My friends had the good fortune to see their hard work grow a small accounting company into a firm with more than 400 employees. Their perspicacious business savvy is outmatched only by their work ethic, faith, and commitment to family and friends. These latter values prompt the husband of this couple to insist on some rather basic standards for those employed by him and his wife.

Amid the business practices that would concern a chief executive seeking to develop business, how colleagues respond to the simple expression, “Thank you,” could appear idiosyncratic. With a rising trend where fewer and fewer people seem to say, “No worries,” concern abounds if we are ever welcome. In my friends' company, employees are oriented to speak clearly and professionally and to always say, “You’re welcome!”

From baristas to bartenders, the loss of such a standard response in our society may reveal the loss of an essential value. If we are communicating that others should not worry about our doing something for them instead of reminding them that we welcome the opportunity to help, are we dismissing their gratitude? Are we encouraging, albeit subtly, that they deserve or are entitled to the aid we offered? Or, is there some suggestion that maybe anxiety is warranted in the favor given; thus, we are now kind enough to ameliorate that worry?

Using “No worries” or “You're welcome” is hardly a crisis for our society, yet it does beckon an important spiritual question: How do we respond to grace in our lives? The Eucharist, our weekly thanksgiving meal and prayer, is where we announce to God our vast gratitude, before our sisters and brothers, for all the blessings of our lives. How do we imagine God responding to us? “You are welcome, because I love you, and I want to share my blessings with you.
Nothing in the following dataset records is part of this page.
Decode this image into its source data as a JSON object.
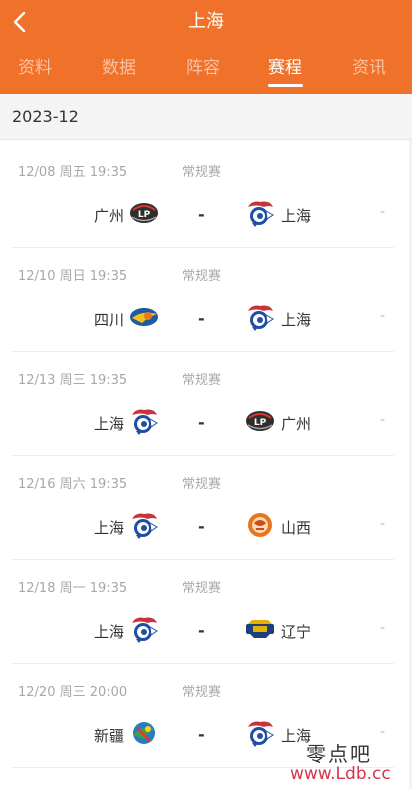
{
  "header": {
    "title": "上海",
    "back_icon": "chevron-left-icon"
  },
  "tabs": [
    {
      "label": "资料",
      "active": false
    },
    {
      "label": "数据",
      "active": false
    },
    {
      "label": "阵容",
      "active": false
    },
    {
      "label": "赛程",
      "active": true
    },
    {
      "label": "资讯",
      "active": false
    }
  ],
  "month": "2023-12",
  "games": [
    {
      "date": "12/08  周五  19:35",
      "type": "常规赛",
      "home": "广州",
      "home_logo": "guangzhou-logo-icon",
      "vs": "-",
      "away": "上海",
      "away_logo": "shanghai-logo-icon",
      "score": "-"
    },
    {
      "date": "12/10  周日  19:35",
      "type": "常规赛",
      "home": "四川",
      "home_logo": "sichuan-logo-icon",
      "vs": "-",
      "away": "上海",
      "away_logo": "shanghai-logo-icon",
      "score": "-"
    },
    {
      "date": "12/13  周三  19:35",
      "type": "常规赛",
      "home": "上海",
      "home_logo": "shanghai-logo-icon",
      "vs": "-",
      "away": "广州",
      "away_logo": "guangzhou-logo-icon",
      "score": "-"
    },
    {
      "date": "12/16  周六  19:35",
      "type": "常规赛",
      "home": "上海",
      "home_logo": "shanghai-logo-icon",
      "vs": "-",
      "away": "山西",
      "away_logo": "shanxi-logo-icon",
      "score": "-"
    },
    {
      "date": "12/18  周一  19:35",
      "type": "常规赛",
      "home": "上海",
      "home_logo": "shanghai-logo-icon",
      "vs": "-",
      "away": "辽宁",
      "away_logo": "liaoning-logo-icon",
      "score": "-"
    },
    {
      "date": "12/20  周三  20:00",
      "type": "常规赛",
      "home": "新疆",
      "home_logo": "xinjiang-logo-icon",
      "vs": "-",
      "away": "上海",
      "away_logo": "shanghai-logo-icon",
      "score": "-"
    }
  ],
  "watermark": {
    "cn": "零点吧",
    "url": "www.Ldb.cc"
  },
  "colors": {
    "accent": "#f0712a",
    "text": "#333333",
    "muted": "#a8a8a8"
  }
}
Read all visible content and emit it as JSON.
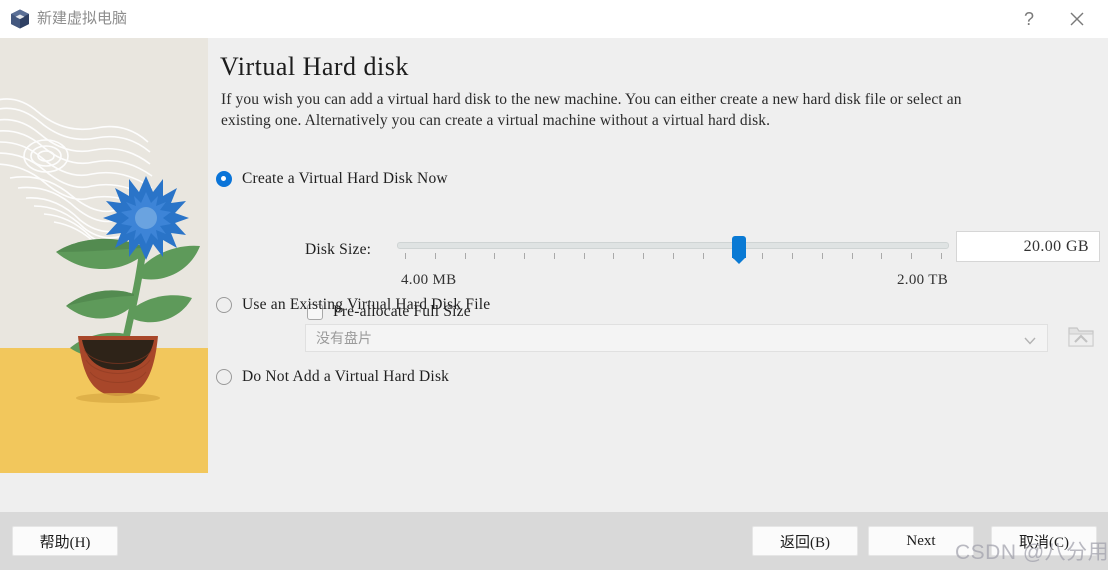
{
  "window": {
    "title": "新建虚拟电脑",
    "icon": "virtualbox-cube-icon",
    "help_glyph": "?",
    "close_glyph": "✕"
  },
  "page": {
    "title": "Virtual Hard disk",
    "description": "If you wish you can add a virtual hard disk to the new machine. You can either create a new hard disk file or select an existing one. Alternatively you can create a virtual machine without a virtual hard disk."
  },
  "options": {
    "create_now": {
      "label": "Create a Virtual Hard Disk Now",
      "selected": true
    },
    "use_existing": {
      "label": "Use an Existing Virtual Hard Disk File",
      "selected": false
    },
    "do_not_add": {
      "label": "Do Not Add a Virtual Hard Disk",
      "selected": false
    }
  },
  "disk_size": {
    "label": "Disk Size:",
    "value": "20.00 GB",
    "min_label": "4.00 MB",
    "max_label": "2.00 TB",
    "slider_percent": 62,
    "tick_count": 19
  },
  "preallocate": {
    "label": "Pre-allocate Full Size",
    "checked": false
  },
  "existing_disk": {
    "combo_value": "没有盘片",
    "arrow_glyph": "⌄",
    "browse_icon": "folder-open-icon"
  },
  "footer": {
    "help": "帮助(H)",
    "back": "返回(B)",
    "next": "Next",
    "cancel": "取消(C)"
  },
  "watermark": "CSDN @八分用心",
  "colors": {
    "accent": "#0a74d8",
    "titlebar_bg": "#ffffff",
    "content_bg": "#efefef",
    "footer_bg": "#d9d9d9",
    "illustration_bg": "#e9e6df",
    "illustration_ground": "#f2c75c",
    "flower": "#2a74c8",
    "leaf": "#5e9a5a",
    "pot": "#a8472a"
  }
}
Come, enjoy more abundance.” Or, “No worries. It really was no big deal that my Son died for you and the world, my Spirit sustains creation, and you continue to enjoy my love despite your frequent missteps.”

The chief executive's directive to his employees is one we can follow in our spiritual lives. We can remember that our words matter; how we respond to “Thank you” gives us a chance to consider what gratitude means to us.

Yes, we are welcome. And, let's remember the final words at every Mass: “Thanks be to God!”